:: EXERCISE DESCRIPTION ::
Say the data back exactly as it is written below.

[Opening RECORDS FOR THE TASK section]

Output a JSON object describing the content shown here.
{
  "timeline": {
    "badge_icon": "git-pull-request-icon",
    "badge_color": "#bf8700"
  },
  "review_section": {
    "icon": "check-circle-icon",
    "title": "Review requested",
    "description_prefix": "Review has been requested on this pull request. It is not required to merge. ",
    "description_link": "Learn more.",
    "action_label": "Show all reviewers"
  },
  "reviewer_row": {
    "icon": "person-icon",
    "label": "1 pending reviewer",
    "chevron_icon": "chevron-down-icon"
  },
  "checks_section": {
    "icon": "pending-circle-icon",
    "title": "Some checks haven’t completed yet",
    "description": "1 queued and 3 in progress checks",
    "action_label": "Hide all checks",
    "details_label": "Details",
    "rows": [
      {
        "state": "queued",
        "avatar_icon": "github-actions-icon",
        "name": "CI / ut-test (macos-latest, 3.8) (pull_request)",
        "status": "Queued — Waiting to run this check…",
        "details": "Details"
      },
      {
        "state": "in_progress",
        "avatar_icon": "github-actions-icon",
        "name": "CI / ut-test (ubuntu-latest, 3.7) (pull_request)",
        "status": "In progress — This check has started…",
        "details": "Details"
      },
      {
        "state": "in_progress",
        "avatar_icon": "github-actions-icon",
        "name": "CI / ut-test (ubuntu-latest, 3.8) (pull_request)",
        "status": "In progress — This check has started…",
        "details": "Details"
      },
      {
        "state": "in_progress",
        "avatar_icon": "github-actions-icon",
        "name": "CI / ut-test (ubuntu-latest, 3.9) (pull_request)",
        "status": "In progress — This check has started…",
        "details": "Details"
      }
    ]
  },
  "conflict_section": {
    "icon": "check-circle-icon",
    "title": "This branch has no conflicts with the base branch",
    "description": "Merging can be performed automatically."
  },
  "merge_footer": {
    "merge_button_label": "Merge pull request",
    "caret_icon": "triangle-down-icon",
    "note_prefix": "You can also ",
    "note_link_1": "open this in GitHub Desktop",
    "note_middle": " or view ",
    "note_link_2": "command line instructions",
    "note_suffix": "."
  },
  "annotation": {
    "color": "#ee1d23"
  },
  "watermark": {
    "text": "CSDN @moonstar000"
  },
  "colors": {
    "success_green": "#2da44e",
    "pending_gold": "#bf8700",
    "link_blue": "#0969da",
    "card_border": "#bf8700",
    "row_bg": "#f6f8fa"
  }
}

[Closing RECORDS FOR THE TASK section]

:: OUTPUT ::
Output a JSON object describing the content shown here.
{
  "timeline": {
    "badge_icon": "git-pull-request-icon",
    "badge_color": "#bf8700"
  },
  "review_section": {
    "icon": "check-circle-icon",
    "title": "Review requested",
    "description_prefix": "Review has been requested on this pull request. It is not required to merge. ",
    "description_link": "Learn more.",
    "action_label": "Show all reviewers"
  },
  "reviewer_row": {
    "icon": "person-icon",
    "label": "1 pending reviewer",
    "chevron_icon": "chevron-down-icon"
  },
  "checks_section": {
    "icon": "pending-circle-icon",
    "title": "Some checks haven’t completed yet",
    "description": "1 queued and 3 in progress checks",
    "action_label": "Hide all checks",
    "details_label": "Details",
    "rows": [
      {
        "state": "queued",
        "avatar_icon": "github-actions-icon",
        "name": "CI / ut-test (macos-latest, 3.8) (pull_request)",
        "status": "Queued — Waiting to run this check…",
        "details": "Details"
      },
      {
        "state": "in_progress",
        "avatar_icon": "github-actions-icon",
        "name": "CI / ut-test (ubuntu-latest, 3.7) (pull_request)",
        "status": "In progress — This check has started…",
        "details": "Details"
      },
      {
        "state": "in_progress",
        "avatar_icon": "github-actions-icon",
        "name": "CI / ut-test (ubuntu-latest, 3.8) (pull_request)",
        "status": "In progress — This check has started…",
        "details": "Details"
      },
      {
        "state": "in_progress",
        "avatar_icon": "github-actions-icon",
        "name": "CI / ut-test (ubuntu-latest, 3.9) (pull_request)",
        "status": "In progress — This check has started…",
        "details": "Details"
      }
    ]
  },
  "conflict_section": {
    "icon": "check-circle-icon",
    "title": "This branch has no conflicts with the base branch",
    "description": "Merging can be performed automatically."
  },
  "merge_footer": {
    "merge_button_label": "Merge pull request",
    "caret_icon": "triangle-down-icon",
    "note_prefix": "You can also ",
    "note_link_1": "open this in GitHub Desktop",
    "note_middle": " or view ",
    "note_link_2": "command line instructions",
    "note_suffix": "."
  },
  "annotation": {
    "color": "#ee1d23"
  },
  "watermark": {
    "text": "CSDN @moonstar000"
  },
  "colors": {
    "success_green": "#2da44e",
    "pending_gold": "#bf8700",
    "link_blue": "#0969da",
    "card_border": "#bf8700",
    "row_bg": "#f6f8fa"
  }
}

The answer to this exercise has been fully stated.